View more on these topics

Remembering London’s generous Lord

Lord Shaftesbury was one of Victorian London’s greatest philanthropists and his impact can still be seen in the shape of buildings throughout the capital, says Simon White

This article is dedicated to someone you’ve probably never heard of but who has influenced all who live and work in London. He lived between 1801 and 1885 and his name was Anthony Ashley Cooper, the seventh Lord Shaftesbury.

Shaftesbury was one of the UK’s greatest philanthropists and among many achievements it was he who was responsible for the green timber cabmen’s shelters, which you’ll have seen at one time or another in the big city.

Looking like overgrown garden sheds, these distinctive buildings offered food and shelter to the drivers of hansom cabs and hackney carriages and can still be seen on London’s streets.

In Victorian London, cab drivers weren’t allowed to leave their vehicles when parked and as a consequence it was difficult for them to get hot meals while at work. Enter our hero Shaftesbury, who with a few philanthropic chums decided to create the Cabmen’s Shelter Fund.

Between 1875 and 1914, 61 shelters were built at a cost of around £200 each, all designed to provide cabbies with wholesome refreshments at moderate prices without recourse to them leaving their stations.
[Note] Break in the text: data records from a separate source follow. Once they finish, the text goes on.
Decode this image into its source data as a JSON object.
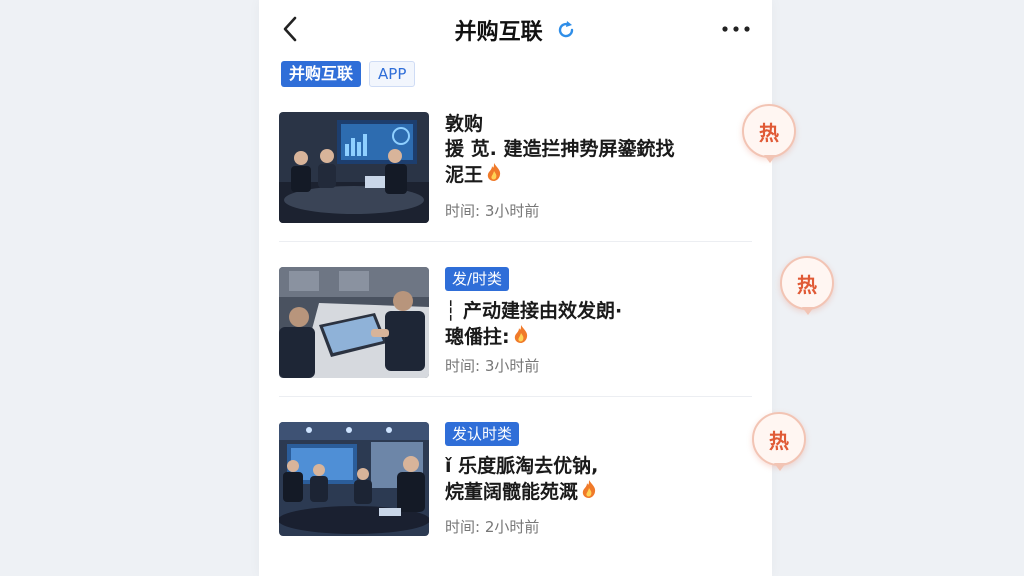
{
  "header": {
    "title": "并购互联",
    "back_icon": "chevron-left-icon",
    "refresh_icon": "refresh-icon",
    "more_icon": "more-horizontal-icon"
  },
  "tags": {
    "main_label": "并购互联",
    "app_label": "APP"
  },
  "hot_label": "热",
  "colors": {
    "accent": "#2f6ed8",
    "hot": "#e05a36"
  },
  "articles": [
    {
      "badge": "",
      "headline": "敦购\n援 苋. 建造拦抻势屏鎏銃找\n泥王",
      "time": "时间: 3小时前"
    },
    {
      "badge": "发/时类",
      "headline": "┆ 产动建接由效发朗·\n璁僠拄:",
      "time": "时间: 3小时前"
    },
    {
      "badge": "发认时类",
      "headline": "ǐ 乐度脈淘去优钠,\n烷董阔髋能苑溉",
      "time": "时间: 2小时前"
    }
  ]
}
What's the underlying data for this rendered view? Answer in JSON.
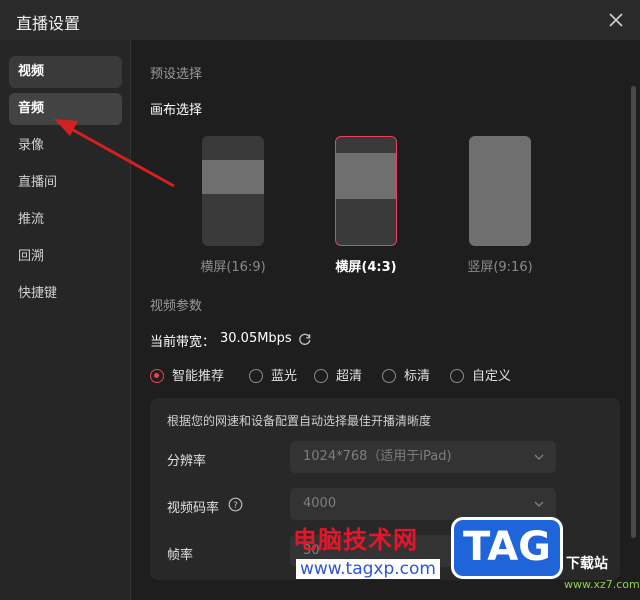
{
  "window": {
    "title": "直播设置"
  },
  "sidebar": {
    "items": [
      {
        "label": "视频"
      },
      {
        "label": "音频"
      },
      {
        "label": "录像"
      },
      {
        "label": "直播间"
      },
      {
        "label": "推流"
      },
      {
        "label": "回溯"
      },
      {
        "label": "快捷键"
      }
    ]
  },
  "preset": {
    "section_title": "预设选择",
    "canvas_title": "画布选择",
    "options": [
      {
        "label": "横屏(16:9)"
      },
      {
        "label": "横屏(4:3)"
      },
      {
        "label": "竖屏(9:16)"
      }
    ],
    "selected": "横屏(4:3)"
  },
  "video": {
    "section_title": "视频参数",
    "bandwidth_label": "当前带宽：",
    "bandwidth_value": "30.05Mbps",
    "quality_options": [
      {
        "label": "智能推荐"
      },
      {
        "label": "蓝光"
      },
      {
        "label": "超清"
      },
      {
        "label": "标清"
      },
      {
        "label": "自定义"
      }
    ],
    "selected_quality": "智能推荐",
    "hint": "根据您的网速和设备配置自动选择最佳开播清晰度",
    "resolution_label": "分辨率",
    "resolution_value": "1024*768（适用于iPad)",
    "bitrate_label": "视频码率",
    "bitrate_value": "4000",
    "framerate_label": "帧率",
    "framerate_value": "30"
  },
  "watermark": {
    "site_name": "电脑技术网",
    "site_url": "www.tagxp.com",
    "logo_text": "TAG",
    "corner_text": "下载站",
    "corner_url": "www.xz7.com"
  },
  "colors": {
    "accent": "#e8435a",
    "bg": "#1e1e1e",
    "sidebar": "#262626",
    "arrow": "#d42020"
  }
}
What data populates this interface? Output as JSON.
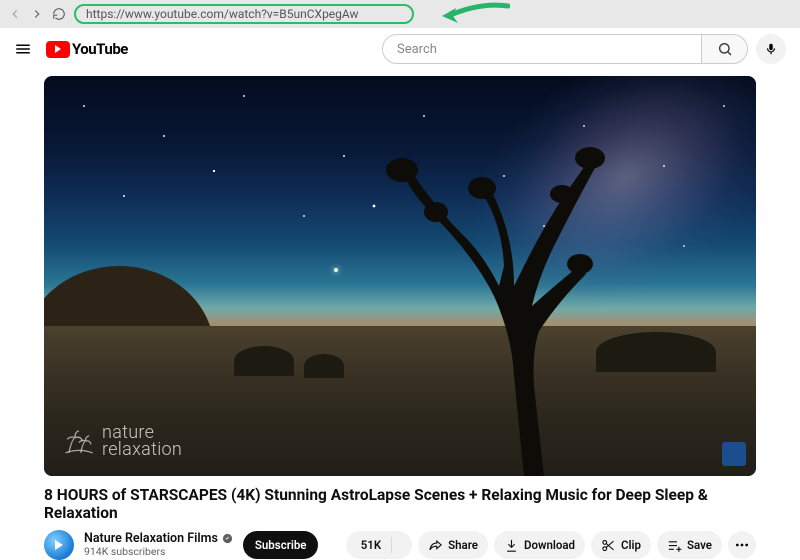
{
  "browser": {
    "url": "https://www.youtube.com/watch?v=B5unCXpegAw"
  },
  "header": {
    "logo_text": "YouTube",
    "search_placeholder": "Search"
  },
  "video": {
    "title": "8 HOURS of STARSCAPES (4K) Stunning AstroLapse Scenes + Relaxing Music for Deep Sleep & Relaxation",
    "watermark_line1": "nature",
    "watermark_line2": "relaxation"
  },
  "channel": {
    "name": "Nature Relaxation Films",
    "subscribers": "914K subscribers"
  },
  "actions": {
    "subscribe": "Subscribe",
    "likes": "51K",
    "share": "Share",
    "download": "Download",
    "clip": "Clip",
    "save": "Save"
  }
}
Thirteen of them are still standing, all Grade II listed buildings. Amazingly, all still perform their original function and are maintained by the fund. They are the size and shape they are because the police stipulated they could not be larger than a horse and cart as they stood on public highways. You can find them in Chelsea Embankment, Russell Square and elsewhere in the capital if you fancy a spot of sightseeing.

Our hero also championed a massive slum clearance programme. The largest of these was to the east of what is now Shaftesbury Avenue. The area used to contain some of London’s most appalling slums.

In August 1872 he funded the construction and laid the foundation stone of the first housing estate in the capital where every house had sanitation.

This allowed residents to avoid the effects of a cholera epidemic that claimed the lives of 50,000 Londoners during the 1870s. Not surprisingly, the area is still called the Shaftesbury Estate. It’s in Battersea and houses there now sell for £500,000 or more.

Make no mistake – this man was much loved and to commemorate his philanthropy, in 1893 the Shaftesbury Memorial was erected in Piccadilly Circus.

The day of his funeral was drenched with torrential rain, yet over 5,000 mourners lined the capital’s streets hatless in tribute to one of London’s greatest sons, whose impact on the city can still be seen today.

Recommended

Brokers fail to capture TCF data

Data management firm iiCon has warned that a large number of brokers still don’t have systems capable of meeting the regulator’s Treating Customers Fairly initiative. Even brokers who submit applications online will only store 50% of their client communications, with the rest being provided verballyor in email correspondence.Ross McAdam, director of iiCon, says: “An average […]

Nationwide pulls two-year fixes and trackers

Nationwide has followed in the footsteps of Abbey and repriced its product range. The mutual has withdrawn its two-year trackers and two-year fixes and increased all fixed rates by 0.20%. It has also increased the rates of selected trackers by 0.51% and 0.57%.

Fitch downgrades Alliance & Leicester

Fitch Ratings has downgraded Alliance & Leicester, saying the action reflects the lender’s weak access to funding compared with higher rated banks.A&L’s long term issuer default rating was cut to A+ from AA- and the short term IDR to F1 from F1+. The outlook for A&L’s long term IDR was changed to stable.Fitch says the […]

Exclusive Connections adds Money Partners to panel

Exclusive Connections has taken Money Partners on board its lender panel. The new arrangement means that Money Partners’ range of specialist mortgage products is now available to Exclusive Connections’ network of members. Exclusive Connections has over 50 members throughout the UK and specialises in packaging products for lenders in the sub-prime, prime and niche mortgage […]

Guide

Guide: day-to-day tasks ​— can your system manage?

This guide from Johnson Fleming will take you through the required communication and also give ideas for additional actions that will ensure your auto-enrolment project is a success. As well as highlighting what is required from a system to ensure it is up to the tasks, an overview of the following is also provided: data validation; data categorisation; employee communication; opt-in process; opt-out process; produce contribution schedule; contribution reconciliation process; upload of member data to pension provider; upload contribution to pension provider; manage salary sacrifice process; enrolment process; re-enrolment process; and management of increased employee queries.

Newsletter

News and expert analysis straight to your inbox

Sign up